Marker for my great grandparents, John and Jane W. (Titus) Drake 

Marker for my grandfather, Titus H Drake, and his second wife Florence (Cylka)

My grandmother, Helen Harvey Drake
My grandfather, circa 1960.

I went alone to Constantine, but Dan was with me on our trip to Ticonderoga, New York.  Although to a lesser extent, like Constantine, Ticonderoga is not as thriving as it once was.  The downtown area has a few antique stores, a retro-1950s diner (excellent, in my opinion) – but much else is pretty ordinary.  The two main draws are Fort Ticonderoga and the Star Trek Original Series set tour.  Those who’ve followed my blog will know which attraction brought me to Ticonderoga.     

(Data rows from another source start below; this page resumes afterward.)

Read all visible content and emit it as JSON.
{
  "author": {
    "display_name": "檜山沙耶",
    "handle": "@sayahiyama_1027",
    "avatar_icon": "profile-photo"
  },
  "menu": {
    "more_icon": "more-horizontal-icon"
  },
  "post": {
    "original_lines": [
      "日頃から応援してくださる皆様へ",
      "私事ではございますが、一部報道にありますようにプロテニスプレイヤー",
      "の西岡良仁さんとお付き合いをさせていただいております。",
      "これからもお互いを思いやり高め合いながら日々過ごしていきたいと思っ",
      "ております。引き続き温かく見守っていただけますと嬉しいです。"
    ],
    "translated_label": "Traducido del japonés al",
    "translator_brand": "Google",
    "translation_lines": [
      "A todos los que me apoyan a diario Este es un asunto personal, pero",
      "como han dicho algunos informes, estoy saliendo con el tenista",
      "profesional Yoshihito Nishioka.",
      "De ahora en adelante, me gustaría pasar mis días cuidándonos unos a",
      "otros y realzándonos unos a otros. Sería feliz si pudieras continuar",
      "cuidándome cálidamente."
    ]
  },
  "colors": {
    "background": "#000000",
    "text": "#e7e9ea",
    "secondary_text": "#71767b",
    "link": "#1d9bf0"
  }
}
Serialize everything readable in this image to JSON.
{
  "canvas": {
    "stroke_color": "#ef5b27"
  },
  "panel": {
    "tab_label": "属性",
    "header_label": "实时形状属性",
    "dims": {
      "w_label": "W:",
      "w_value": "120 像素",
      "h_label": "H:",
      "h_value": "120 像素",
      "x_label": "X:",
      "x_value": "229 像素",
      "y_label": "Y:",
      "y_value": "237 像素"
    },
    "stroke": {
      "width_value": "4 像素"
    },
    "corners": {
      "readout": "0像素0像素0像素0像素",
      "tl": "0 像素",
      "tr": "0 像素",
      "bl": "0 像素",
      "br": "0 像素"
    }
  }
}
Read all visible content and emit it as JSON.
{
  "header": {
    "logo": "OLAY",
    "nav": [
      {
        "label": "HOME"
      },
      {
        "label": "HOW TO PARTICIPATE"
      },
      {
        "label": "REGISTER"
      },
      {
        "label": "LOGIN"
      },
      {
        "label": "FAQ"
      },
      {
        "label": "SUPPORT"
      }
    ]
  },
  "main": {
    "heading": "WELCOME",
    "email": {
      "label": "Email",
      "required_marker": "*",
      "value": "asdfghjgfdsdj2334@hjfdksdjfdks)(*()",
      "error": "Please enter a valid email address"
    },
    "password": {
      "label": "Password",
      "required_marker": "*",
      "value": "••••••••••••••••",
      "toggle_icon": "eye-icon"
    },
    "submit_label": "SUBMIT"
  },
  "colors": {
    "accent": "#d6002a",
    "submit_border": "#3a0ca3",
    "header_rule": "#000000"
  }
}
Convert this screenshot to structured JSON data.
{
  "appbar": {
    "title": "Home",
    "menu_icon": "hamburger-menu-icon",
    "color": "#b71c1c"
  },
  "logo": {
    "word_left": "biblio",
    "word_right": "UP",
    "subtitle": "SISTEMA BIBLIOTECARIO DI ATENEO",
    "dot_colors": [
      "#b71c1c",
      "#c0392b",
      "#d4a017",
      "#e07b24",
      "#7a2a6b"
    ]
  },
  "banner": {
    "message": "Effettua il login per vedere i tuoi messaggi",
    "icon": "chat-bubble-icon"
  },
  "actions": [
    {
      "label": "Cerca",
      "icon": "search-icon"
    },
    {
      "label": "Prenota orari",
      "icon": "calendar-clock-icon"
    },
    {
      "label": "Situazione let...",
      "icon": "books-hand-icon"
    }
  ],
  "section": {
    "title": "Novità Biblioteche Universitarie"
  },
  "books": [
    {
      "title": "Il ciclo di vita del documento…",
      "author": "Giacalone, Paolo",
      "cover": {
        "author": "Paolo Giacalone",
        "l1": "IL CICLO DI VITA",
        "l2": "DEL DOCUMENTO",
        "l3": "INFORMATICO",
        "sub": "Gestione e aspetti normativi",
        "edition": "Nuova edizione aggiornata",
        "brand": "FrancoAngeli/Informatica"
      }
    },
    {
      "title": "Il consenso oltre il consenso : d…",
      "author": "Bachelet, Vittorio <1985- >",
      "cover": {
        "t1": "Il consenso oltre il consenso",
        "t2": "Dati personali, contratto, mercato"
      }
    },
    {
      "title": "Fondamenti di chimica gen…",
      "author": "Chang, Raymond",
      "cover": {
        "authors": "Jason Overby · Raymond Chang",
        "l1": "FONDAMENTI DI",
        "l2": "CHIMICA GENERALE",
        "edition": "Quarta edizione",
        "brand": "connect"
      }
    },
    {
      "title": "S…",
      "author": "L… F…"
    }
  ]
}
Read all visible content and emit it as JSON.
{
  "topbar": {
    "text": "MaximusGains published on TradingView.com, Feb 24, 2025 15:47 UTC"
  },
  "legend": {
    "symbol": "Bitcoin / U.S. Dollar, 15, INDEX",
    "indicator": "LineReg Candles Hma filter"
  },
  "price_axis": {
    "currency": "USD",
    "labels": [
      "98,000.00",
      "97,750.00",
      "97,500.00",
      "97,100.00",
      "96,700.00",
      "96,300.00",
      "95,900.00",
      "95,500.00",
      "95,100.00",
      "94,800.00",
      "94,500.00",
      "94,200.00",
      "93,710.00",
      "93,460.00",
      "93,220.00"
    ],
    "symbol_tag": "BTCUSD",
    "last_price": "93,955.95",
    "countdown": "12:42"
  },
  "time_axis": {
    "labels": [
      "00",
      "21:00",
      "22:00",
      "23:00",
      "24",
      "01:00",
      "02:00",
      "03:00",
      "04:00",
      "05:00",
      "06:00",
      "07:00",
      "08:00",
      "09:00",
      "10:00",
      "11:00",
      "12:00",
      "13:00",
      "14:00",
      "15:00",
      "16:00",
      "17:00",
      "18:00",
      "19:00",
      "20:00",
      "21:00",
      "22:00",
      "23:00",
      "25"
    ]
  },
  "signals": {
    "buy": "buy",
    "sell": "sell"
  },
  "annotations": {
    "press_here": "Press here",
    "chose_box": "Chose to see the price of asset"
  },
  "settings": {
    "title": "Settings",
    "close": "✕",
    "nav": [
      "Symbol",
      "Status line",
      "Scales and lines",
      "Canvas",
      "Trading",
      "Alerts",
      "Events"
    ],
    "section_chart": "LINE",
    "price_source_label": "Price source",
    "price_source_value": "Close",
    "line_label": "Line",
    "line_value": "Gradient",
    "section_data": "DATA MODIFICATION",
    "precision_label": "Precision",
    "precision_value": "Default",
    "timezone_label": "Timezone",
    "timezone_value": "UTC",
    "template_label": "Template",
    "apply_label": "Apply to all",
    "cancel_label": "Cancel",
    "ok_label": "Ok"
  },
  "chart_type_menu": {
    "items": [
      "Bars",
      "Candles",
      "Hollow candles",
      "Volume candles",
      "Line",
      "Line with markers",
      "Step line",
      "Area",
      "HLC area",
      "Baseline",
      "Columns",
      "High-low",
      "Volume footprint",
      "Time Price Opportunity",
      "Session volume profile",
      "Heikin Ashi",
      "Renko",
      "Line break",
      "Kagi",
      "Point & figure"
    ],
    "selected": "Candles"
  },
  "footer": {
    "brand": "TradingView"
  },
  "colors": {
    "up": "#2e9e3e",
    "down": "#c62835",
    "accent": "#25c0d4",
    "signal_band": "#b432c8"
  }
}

The Star Trek Original Series set tour is a screen accurate recreation of the sets as they were configured on Stage 9 at Desilu studios during the show's original run. The current sets were built for the Star Trek New Voyages web series, which ran for 13 episodes. There are a few minor upgrades: a functional bridge viewscreen replaces the blue screen the actors would have seen, and HD displays for the biobeds (instead of levers and pulleys operated by a stage technician).  A few more tweaks are in the planning and I've heard they are even considering adding the Next Generation sets. Our tour guide, Paul, knew all the ins & outs of how the original series was made and how sets were redressed for multiple use. For example: Captain Kirk's quarters were redressed for Spock, the other crew members, and guest stars; The Briefing Room was redressed as the Recreation Room, Crew Mess, and a few other sets. One interesting tidbit: both the Bridge and Engineering are smaller than they appeared on TV because the original cinematographers used wide-angle lenses to add depth to the scene. (FYI: The sets are built from the original series blueprints and are the exact same dimensions.)  The back wall of Engineering (with the engines visible thru the grill) uses forced perspective. Because of the age of some of the elements, guests are advised not to touch the artifacts, but the set's owner, James Cawley, invited me to sit in the Captain's chair. Photos are permitted, but videos are not (due to Paramount's licensing restrictions).  Due to a recent high-volume attraction, the selection at the gift shop was rather thin, but we still purchased a few goodies including, of course, a Tribble.

Dan & I beam in.

Dr. Dan ready to help a patient.

Dan in the medical lab, checking the Captain for intergalactic STDs.

Our tour guide Paul, recreating a famous pose from the series.

A pensive moment on the Bridge

 The weather was cooperating, and as it was September 11th, it seemed appropriate for us to visit Fort Ticonderoga.  Originally Fort Carillon, the French fort was captured by the British in 1759, by American Revolutionaries in 1775, recaptured by the British in 1777, and finally abandoned to the British 1781.  By then, the fort was in ruins.  It went through several owners and was rebuilt during the 20th Century.  It’s a fascinating place to learn about our nation’s history and how those stationed here lived – whether French, British, or American.  The high point for us was a canon demonstration. 

Fort Ticonderoga